The benefits were seen in as few as two training sessions per week. In fact, lifting weights just twice a week led to a remission rate that was on par with antidepressants. (Antidepressants can cause unpleasant side effects and placebo has been shown to work almost as well as drugs in some studies!). The key with any form of exercise, especially strength training, is to be consistent!
Researchers believe strength training ramps up chemicals in the brain that trigger changes in its structure and function known as neuroplasticity. The changes include new brain cell formation, stronger connections between these cells, and new blood vessels that deliver oxygen and nutrients to the brain. Six months of resistance training has also been shown to increase the size of certain regions of the brain. And this change in brain structure was tied to an improvement in mental function.

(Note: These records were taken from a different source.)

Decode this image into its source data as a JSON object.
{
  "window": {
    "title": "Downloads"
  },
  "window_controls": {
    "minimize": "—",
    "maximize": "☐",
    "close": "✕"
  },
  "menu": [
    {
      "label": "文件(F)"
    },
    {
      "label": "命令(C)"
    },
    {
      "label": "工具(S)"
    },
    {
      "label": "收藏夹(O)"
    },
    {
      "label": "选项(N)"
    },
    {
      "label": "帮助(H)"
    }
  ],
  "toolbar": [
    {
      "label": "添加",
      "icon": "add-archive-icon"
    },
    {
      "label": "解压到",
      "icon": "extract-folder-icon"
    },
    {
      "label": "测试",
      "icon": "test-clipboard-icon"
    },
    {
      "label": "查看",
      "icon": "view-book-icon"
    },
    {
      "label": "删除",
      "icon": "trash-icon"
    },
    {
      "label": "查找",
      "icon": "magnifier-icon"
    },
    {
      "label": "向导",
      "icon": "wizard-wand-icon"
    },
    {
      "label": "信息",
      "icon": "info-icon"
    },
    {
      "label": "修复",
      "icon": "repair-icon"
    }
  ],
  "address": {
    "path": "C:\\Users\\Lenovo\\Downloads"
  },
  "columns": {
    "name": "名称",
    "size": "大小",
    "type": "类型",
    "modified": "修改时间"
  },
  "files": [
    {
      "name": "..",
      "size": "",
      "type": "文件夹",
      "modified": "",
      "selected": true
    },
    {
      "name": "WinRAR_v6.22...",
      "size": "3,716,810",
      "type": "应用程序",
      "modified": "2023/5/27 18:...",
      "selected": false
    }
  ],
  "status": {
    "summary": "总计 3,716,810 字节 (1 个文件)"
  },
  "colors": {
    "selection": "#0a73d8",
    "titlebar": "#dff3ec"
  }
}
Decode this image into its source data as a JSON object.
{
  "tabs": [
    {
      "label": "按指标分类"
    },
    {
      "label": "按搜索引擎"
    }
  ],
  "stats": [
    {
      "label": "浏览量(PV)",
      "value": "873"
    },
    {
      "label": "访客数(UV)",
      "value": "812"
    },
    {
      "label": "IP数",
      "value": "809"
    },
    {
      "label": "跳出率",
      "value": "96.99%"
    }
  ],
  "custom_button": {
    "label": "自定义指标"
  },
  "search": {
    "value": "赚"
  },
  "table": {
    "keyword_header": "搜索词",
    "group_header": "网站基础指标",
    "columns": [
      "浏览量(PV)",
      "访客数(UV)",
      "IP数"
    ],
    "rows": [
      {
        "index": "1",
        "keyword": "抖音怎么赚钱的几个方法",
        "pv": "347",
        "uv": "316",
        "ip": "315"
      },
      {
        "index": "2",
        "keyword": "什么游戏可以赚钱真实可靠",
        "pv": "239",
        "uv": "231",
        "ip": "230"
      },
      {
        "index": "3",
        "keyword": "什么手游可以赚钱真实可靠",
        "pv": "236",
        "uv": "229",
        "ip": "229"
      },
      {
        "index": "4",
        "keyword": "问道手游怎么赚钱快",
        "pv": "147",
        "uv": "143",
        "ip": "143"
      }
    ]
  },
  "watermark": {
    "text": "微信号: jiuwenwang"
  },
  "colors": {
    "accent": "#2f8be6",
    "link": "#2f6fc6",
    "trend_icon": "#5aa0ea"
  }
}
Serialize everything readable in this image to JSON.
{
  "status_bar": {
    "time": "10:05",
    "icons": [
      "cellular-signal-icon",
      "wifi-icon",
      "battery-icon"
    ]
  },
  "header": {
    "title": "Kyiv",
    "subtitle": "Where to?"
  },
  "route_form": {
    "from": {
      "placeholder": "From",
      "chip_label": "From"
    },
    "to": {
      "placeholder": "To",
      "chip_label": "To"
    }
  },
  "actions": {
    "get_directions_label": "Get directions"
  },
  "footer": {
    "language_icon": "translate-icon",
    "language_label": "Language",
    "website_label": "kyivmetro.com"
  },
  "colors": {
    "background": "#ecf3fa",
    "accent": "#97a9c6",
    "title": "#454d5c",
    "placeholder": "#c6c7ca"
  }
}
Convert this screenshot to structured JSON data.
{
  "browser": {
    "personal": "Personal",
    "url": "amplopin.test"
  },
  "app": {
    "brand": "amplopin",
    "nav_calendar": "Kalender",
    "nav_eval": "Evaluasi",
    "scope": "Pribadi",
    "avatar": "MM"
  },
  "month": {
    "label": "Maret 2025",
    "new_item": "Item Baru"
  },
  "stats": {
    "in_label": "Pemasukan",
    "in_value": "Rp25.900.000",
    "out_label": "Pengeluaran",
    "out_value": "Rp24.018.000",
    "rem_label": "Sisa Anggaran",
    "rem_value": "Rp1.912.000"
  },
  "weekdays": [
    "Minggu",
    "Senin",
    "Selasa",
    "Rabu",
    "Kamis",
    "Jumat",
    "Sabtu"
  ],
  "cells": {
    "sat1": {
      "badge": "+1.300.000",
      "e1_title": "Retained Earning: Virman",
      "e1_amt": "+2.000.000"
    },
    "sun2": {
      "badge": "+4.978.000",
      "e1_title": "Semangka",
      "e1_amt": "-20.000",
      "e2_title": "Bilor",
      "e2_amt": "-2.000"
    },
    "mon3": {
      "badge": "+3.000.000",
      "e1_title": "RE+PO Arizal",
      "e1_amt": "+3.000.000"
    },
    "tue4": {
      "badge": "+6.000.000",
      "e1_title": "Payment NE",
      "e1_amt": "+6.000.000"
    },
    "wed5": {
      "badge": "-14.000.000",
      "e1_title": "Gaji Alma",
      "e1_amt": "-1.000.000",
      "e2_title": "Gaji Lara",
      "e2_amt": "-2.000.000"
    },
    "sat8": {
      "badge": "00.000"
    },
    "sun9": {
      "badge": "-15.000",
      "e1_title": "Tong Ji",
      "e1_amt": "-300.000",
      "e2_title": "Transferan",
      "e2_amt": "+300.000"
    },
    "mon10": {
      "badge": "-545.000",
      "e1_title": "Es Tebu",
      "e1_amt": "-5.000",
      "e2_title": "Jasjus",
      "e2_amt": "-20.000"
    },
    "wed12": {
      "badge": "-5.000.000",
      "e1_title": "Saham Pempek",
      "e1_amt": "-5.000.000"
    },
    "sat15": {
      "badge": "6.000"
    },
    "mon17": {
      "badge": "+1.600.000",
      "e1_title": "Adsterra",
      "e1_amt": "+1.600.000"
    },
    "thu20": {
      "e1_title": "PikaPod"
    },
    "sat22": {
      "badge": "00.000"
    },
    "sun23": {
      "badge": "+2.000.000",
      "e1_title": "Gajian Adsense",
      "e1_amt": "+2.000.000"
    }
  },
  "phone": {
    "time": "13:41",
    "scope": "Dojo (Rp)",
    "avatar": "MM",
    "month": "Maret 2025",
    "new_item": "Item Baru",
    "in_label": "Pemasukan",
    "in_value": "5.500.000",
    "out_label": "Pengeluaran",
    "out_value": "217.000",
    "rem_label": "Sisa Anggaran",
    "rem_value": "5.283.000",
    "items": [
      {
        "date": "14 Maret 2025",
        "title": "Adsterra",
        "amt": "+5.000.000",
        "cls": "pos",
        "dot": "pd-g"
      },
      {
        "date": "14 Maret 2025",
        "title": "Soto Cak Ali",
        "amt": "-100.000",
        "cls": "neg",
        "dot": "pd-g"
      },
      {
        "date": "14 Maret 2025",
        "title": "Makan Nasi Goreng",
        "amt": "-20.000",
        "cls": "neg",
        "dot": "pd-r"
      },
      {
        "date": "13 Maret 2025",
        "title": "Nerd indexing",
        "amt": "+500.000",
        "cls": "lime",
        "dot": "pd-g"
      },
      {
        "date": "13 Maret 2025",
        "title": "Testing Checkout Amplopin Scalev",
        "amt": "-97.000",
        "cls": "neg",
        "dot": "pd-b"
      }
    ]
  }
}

What’s more, a University of Sydney study found that muscle strength improved brain function in adults 55 and older with Mild Cognitive Impairment. In other words, the stronger people became, the greater the brain benefits!
There’s also the connection between mindfulness while lifting weights and a reduction in anxiety and depression. You have no choice but to be in the present moment when concentrating on proper lifting form and moving heavy weights. We know that practicing mindfulness can lead to functional and structural changes in the brain. If that’s not your thing, simply going to the gym twice a week and focusing on lifting weights may do the trick as well.
Strength training alone is not a cure for depression or anxiety, but it can help to manage both conditions, make you feel better, and create a healthier body!